The initial treatment of a pleural effusion involves draining it to relieve the symptoms.
Draining a pleural effusion with a chest drain
A pleural effusion is usually drained by putting a tube, known as a chest drain, into the chest. This procedure is carried out by a doctor. You will be asked to sit either on a chair or on the edge of the bed. Someone will then help you lean forward over a table with a pillow on it so that your back is exposed.
Your doctor will decide where to insert the drain - usually in the side of the chest. The skin over the area where the drain is to be inserted is cleaned with an antiseptic solution to prevent the area from becoming infected. You will then be given an injection of local anaesthetic to numb the area so you won’t feel any pain during the procedure.
Your doctor will then make a very small cut in the chest and insert the chest drain into the space where the fluid is collecting. Sometimes an ultrasound scan is used to help guide the tube into the correct position. Once in position, the chest drain is attached to a bag or bottle for the fluid to drain into. The fluid that drains may be bloodstained.
Usually the fluid will be drained off fairly slowly, as a sudden release of pressure in the chest can cause a drop in blood pressure. A litre of fluid may be drained safely as soon as the drain has been inserted. After this, drainage will be carried out more slowly. Your blood pressure will be checked during the procedure. You should let your doctor or nurse know if you feel dizzy, sick or light-headed.
You will usually need to stay in hospital for a couple of days after the procedure. You may have some pain when the local anaesthetic wears off. Let your doctor or nurse know if this happens so that they can prescribe painkillers. The drainage tube will be held in place with a small stitch until all the fluid has drained. If your drainage tube is attached to a bottle, you will be able to walk about with it. It's important to be careful with the bottle; it shouldn't be raised above the level of the chest as the fluid could go back into your lungs.
Once the drainage has slowed down and the doctors think that most of the fluid has drained, you will have a chest x-ray to see how well your lung has re-expanded. If it has, the drain will be removed.
It's possible for the fluid to collect again, so drainage may need to be carried out more than once. To prevent the fluid from building up again you may be prescribed chemotherapy or hormonal therapy to treat the cancer. Your doctor may also advise you to have a pleurodesis or a medical thoracoscopy.

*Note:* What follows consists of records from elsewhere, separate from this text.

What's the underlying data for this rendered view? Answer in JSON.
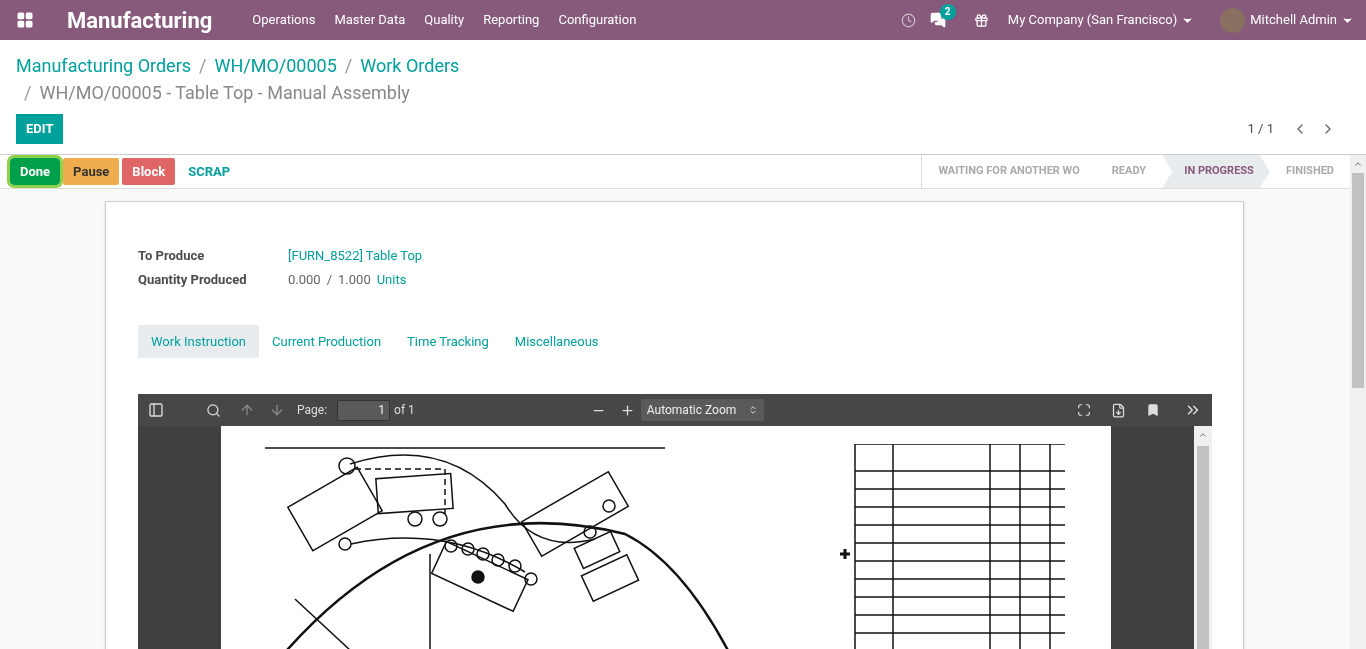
{
  "navbar": {
    "app_name": "Manufacturing",
    "menu": [
      "Operations",
      "Master Data",
      "Quality",
      "Reporting",
      "Configuration"
    ],
    "messages_badge": "2",
    "company": "My Company (San Francisco)",
    "user": "Mitchell Admin"
  },
  "breadcrumb_lines": [
    [
      {
        "kind": "link",
        "text": "Manufacturing Orders"
      },
      {
        "kind": "separator",
        "text": "/"
      },
      {
        "kind": "link",
        "text": "WH/MO/00005"
      },
      {
        "kind": "separator",
        "text": "/"
      },
      {
        "kind": "link",
        "text": "Work Orders"
      }
    ],
    [
      {
        "kind": "separator",
        "text": "/"
      },
      {
        "kind": "current",
        "text": "WH/MO/00005 - Table Top - Manual Assembly"
      }
    ]
  ],
  "edit_button": "EDIT",
  "pager": "1 / 1",
  "actions": [
    {
      "label": "Done",
      "kind": "success",
      "focused": true
    },
    {
      "label": "Pause",
      "kind": "warning",
      "focused": false
    },
    {
      "label": "Block",
      "kind": "danger",
      "focused": false
    },
    {
      "label": "SCRAP",
      "kind": "link",
      "focused": false
    }
  ],
  "status_steps": [
    {
      "label": "WAITING FOR ANOTHER WO",
      "selected": false
    },
    {
      "label": "READY",
      "selected": false
    },
    {
      "label": "IN PROGRESS",
      "selected": true
    },
    {
      "label": "FINISHED",
      "selected": false
    }
  ],
  "fields": [
    {
      "kind": "link",
      "label": "To Produce",
      "value": "[FURN_8522] Table Top"
    },
    {
      "kind": "quantity",
      "label": "Quantity Produced",
      "produced": "0.000",
      "separator": "/",
      "planned": "1.000",
      "unit": "Units"
    }
  ],
  "tabs": [
    {
      "label": "Work Instruction",
      "selected": true
    },
    {
      "label": "Current Production",
      "selected": false
    },
    {
      "label": "Time Tracking",
      "selected": false
    },
    {
      "label": "Miscellaneous",
      "selected": false
    }
  ],
  "pdf_viewer": {
    "page_label": "Page:",
    "page_value": "1",
    "page_count": "of 1",
    "zoom": "Automatic Zoom"
  }
}
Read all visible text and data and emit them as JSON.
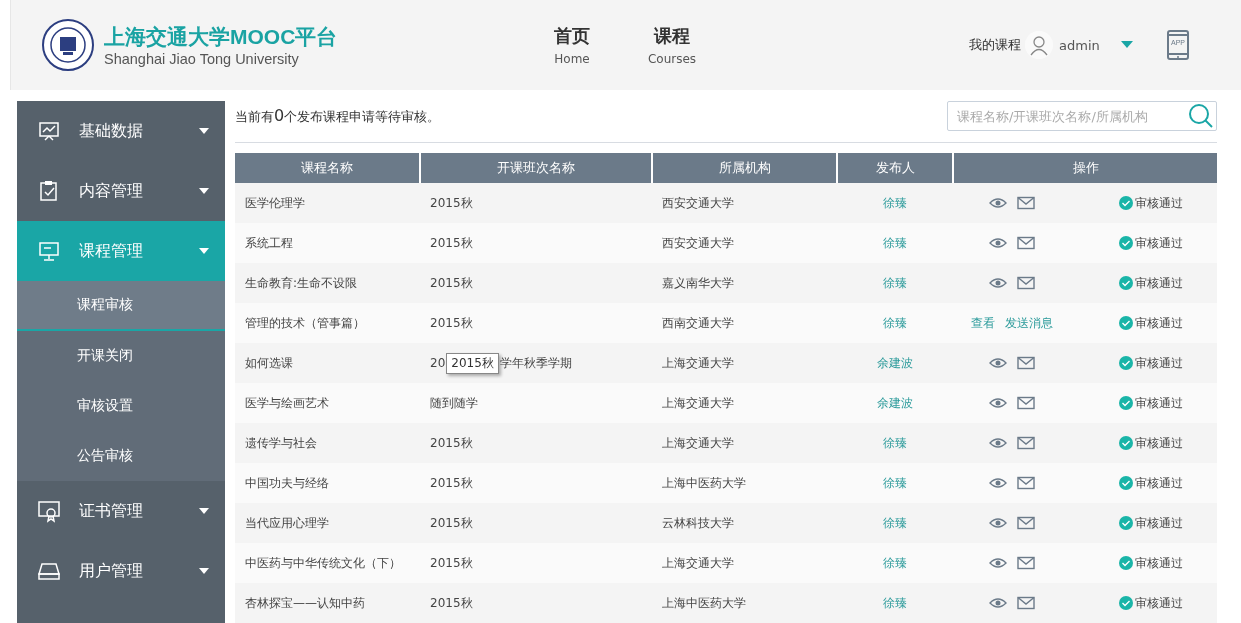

Possible complications of chest drains
- The chest drain can become blocked, but this is rare. It can sometimes be cleared by changing your position or sitting upright. Occasionally the drain may need to be replaced.
- The drain can become infected. You will have your temperature checked for any sign that you may be developing an infection.
- Sometimes the drain causes air to become trapped between the lung and the chest wall. This is called a pneumothorax. You may become more breathless and have a sharp pain in your chest. If it's a small pneumothorax, you may not need any treatment and it's likely to clear over a few days. You may need to have an x-ray to check that it's gone. If it's a larger pneumothorax, you may need another drainage tube to remove the air.
Draining a pleural effusion at home
Occasionally, it may be possible to have your pleural effusion drained while you’re at home using a catheter, which acts in a very similar way to a chest drain. The catheter will be put in while you’re in the hospital and then you will be able to go home. Your doctor or specialist nurse will explain more about this method of drainage if it’s suitable for you.
Draining a small pleural effusion
If there is only a small amount of pleural fluid in the chest, the doctor may insert a small needle or cannula into the chest rather than a chest drain. This is removed immediately after the fluid has been drained off and the area is covered with a dressing.